I can’t help thinking that there’s a real sense of transition in our current moment of history. But haven’t we been here before?
Add up the worldwide protests around the role of the state in education (1), the paradigm shifting power relations emerging through projects such as Wikileaks (2), the reaction to the excess of the worlds elite at a time of economic crisis (3), the continuing threat of our impact on the planet (4), the growing division between the worlds poorest and richest (5) etc etc and it might appear that we are perhaps going through a potential cultural mindshift, a crisis of neoliberalism perhaps. A reality check. There is no doubt that our global interconnectedness and mediated transparency has made us see many of the ironies that we were once pre-disposed to ignore.
On the surface, however, it seems that it is business as usual. The remnants of our industrial-military-technical-consumption complex remain strong and impenetrable. We happily rebuilt the banks, the protests are being fizzled out and dispanded, the information war will probably ensure the tightening of controls over the web and we are still convinced that ever more consumption (of more efficient cars etc) will somehow change our path towards the destruction of the planet. We still spend ten times more per year on war than it would cost to eliminate the entire world of hunger and malnutrition, provide clean drinking water, ensure reproductive healthcare and immunize every child on the planet against major diseases (6). Sometimes I wonder whether we can even call ourselves human, nevermind modern (or post-post modern for that matter!). Surely many of us have severe discontents with the forces, narratives and spectacles of capitalism right now, so is our passivity a kind of disavow (see Lacan/Zizek) on a phenomenal cultural scale.
But people know this. They know this more than ever. The dramatic rise in our (semi-)transparent global communication channels have brought about the ability for us to think, and act, as global citizens. The multitude as it were. We live in rather cynical times, so surely this should be acted out in our ethics. Do we see the world differently now? and how has this changed the way we see ourselves and our performances in the world? Are these major glitches in the scientific project of the enlightenment to result in a world in which sustained acts of rebellion in our mental and physical environments are part of our daily embodiment as contemporary citizens. Are we living through a global mindshift where we are asking fundamental questions about our ethics, their intentions and their effects? And, more importantly, are we living out the embodiment of our cynicism? Or, as is often the case with the lived and performed dimensions of ethics, have our thoughts and actions become so alienated from each other that they are often not part of the same problem for us. They are depoliticised. What we say and what we do are two different things. Do we really live our lives passively and consensually, divorced in another reality perhaps, one where we are the victims of struggle rather than the perpetrators of global power relations?Where we are not to blame. Or do we see ourselves as actors in the grand play of modernity.

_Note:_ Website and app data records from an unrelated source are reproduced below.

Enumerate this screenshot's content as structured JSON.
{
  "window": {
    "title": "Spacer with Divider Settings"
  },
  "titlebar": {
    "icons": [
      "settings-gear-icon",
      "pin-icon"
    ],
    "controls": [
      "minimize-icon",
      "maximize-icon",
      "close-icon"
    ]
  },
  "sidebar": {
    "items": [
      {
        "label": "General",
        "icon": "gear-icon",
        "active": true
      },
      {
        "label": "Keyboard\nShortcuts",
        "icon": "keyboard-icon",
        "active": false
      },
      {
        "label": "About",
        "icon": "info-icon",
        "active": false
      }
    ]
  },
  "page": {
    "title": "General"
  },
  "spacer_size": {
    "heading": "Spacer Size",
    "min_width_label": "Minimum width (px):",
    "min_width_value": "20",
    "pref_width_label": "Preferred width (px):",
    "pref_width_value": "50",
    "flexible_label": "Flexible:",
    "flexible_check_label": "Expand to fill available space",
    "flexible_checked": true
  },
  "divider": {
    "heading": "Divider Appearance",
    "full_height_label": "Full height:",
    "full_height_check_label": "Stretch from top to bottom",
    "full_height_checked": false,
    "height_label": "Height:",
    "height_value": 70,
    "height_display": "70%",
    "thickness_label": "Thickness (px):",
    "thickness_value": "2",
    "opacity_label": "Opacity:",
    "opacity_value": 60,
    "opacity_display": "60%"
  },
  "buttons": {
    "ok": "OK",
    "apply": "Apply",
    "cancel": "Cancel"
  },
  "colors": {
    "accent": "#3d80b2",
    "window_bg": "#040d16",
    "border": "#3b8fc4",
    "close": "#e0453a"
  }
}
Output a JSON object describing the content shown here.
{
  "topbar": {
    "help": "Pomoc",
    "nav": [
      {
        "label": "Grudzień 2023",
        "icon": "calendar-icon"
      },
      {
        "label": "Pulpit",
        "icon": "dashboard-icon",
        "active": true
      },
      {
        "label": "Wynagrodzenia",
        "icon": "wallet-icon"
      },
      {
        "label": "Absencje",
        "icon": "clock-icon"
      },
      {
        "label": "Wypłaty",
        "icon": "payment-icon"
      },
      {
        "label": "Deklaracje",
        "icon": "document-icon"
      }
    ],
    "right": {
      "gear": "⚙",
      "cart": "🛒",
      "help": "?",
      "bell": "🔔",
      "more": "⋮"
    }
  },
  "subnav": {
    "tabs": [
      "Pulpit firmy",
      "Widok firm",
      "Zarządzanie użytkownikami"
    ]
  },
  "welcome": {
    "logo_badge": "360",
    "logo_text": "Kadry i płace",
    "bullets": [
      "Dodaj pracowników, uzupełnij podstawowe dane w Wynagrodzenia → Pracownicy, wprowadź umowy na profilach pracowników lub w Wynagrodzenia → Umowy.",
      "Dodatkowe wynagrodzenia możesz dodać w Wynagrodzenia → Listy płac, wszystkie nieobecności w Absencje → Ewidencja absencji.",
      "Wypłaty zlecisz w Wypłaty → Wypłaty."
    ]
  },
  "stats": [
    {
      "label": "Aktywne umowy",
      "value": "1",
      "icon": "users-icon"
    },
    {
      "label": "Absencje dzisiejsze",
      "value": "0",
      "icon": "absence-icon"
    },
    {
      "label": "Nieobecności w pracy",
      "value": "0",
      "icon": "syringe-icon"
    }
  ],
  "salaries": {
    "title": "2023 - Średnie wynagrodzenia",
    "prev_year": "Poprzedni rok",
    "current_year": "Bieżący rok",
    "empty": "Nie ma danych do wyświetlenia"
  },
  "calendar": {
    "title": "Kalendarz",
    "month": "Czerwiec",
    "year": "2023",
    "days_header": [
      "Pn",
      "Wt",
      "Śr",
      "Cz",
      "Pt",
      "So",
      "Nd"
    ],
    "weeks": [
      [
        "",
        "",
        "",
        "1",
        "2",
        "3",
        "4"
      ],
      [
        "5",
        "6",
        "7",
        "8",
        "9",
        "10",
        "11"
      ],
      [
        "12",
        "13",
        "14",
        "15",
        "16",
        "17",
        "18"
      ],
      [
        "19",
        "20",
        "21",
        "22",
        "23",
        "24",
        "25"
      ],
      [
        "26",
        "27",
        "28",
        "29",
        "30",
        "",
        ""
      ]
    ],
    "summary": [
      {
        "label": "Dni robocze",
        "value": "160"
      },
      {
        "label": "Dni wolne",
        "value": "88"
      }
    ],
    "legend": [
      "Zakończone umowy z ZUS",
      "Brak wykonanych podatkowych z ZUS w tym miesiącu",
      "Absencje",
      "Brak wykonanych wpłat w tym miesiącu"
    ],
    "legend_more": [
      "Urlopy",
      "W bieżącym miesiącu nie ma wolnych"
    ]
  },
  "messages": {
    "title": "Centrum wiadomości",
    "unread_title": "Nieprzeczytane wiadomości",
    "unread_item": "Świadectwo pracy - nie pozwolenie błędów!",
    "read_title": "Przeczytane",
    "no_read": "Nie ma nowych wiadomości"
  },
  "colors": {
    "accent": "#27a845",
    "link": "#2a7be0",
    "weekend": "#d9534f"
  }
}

Anyway, back to the point.
In April, I am going to New York City to make a documentary. I want to address some of these issues. So here’s the, rather vague, idea:
Sounds of the Subway: Underneath the Machine
The plan is to produce a short documentary piece set in the subways of New York speaking to ordinary people about the world above. As we travel under some of the most iconic imagery of our contemporary culture (World Trade Centre, Wall St…) we will speak to people about their thoughts and feelings on the various crisis effecting neoliberalism and how they have changed as a result of it. We aim to be inclusive here; asking questions of the weird and the wonderful, the mad and the sane. Set to the sounds, pulses and imagery of one of the most complex subway systems in the world, this documentary will be an attempt to get inside the contemporary psyche of contemporary culture. Exploring a range of diverse, and quite existential, questions of equality, the crisis, happiness, empire, global insecurity and consumption it will try to observe the contemporary predicament facing our planet through the characters who travel underneath the belly of the machine. It is, as you will have no doubt gathered, quite a big ask at this stage! It will narrow down as the idea develops, maybe. The primary aim is to ask whether the current crisis of neoliberalism has caused a mindshift in people’s attitudes toward contemporary culture and whether we can, and will, go back to business as usual.
This project is partly inspired by ethnographer Marc Auge’s analysis of the Paris Metro as well as a number of everyday life theorists.
Please let me know your thoughts and if you have any ideas, or would like to participate please contact me
(2) Watch this feature documentary ‘Wikirebels’ by Sweden’s Public Service Channel SVT for a detailed account of the Wikileaks Phenomena
(4) Geologists have even gone so far as to rename our epoch the Anthropocene illustrating the extent to which we are changing the planet more than any other natural phenomena
(5) World Inequality Continues to grow well in to the 21st Century
(6) See Wesch, M (2008) Anti-Teaching: Confronting the Crisis of Significance for more statistics. I also recommend watching John Pilger’s (2010) documantary ‘The War You Dont See’ to understand the issue of the industrial military complex.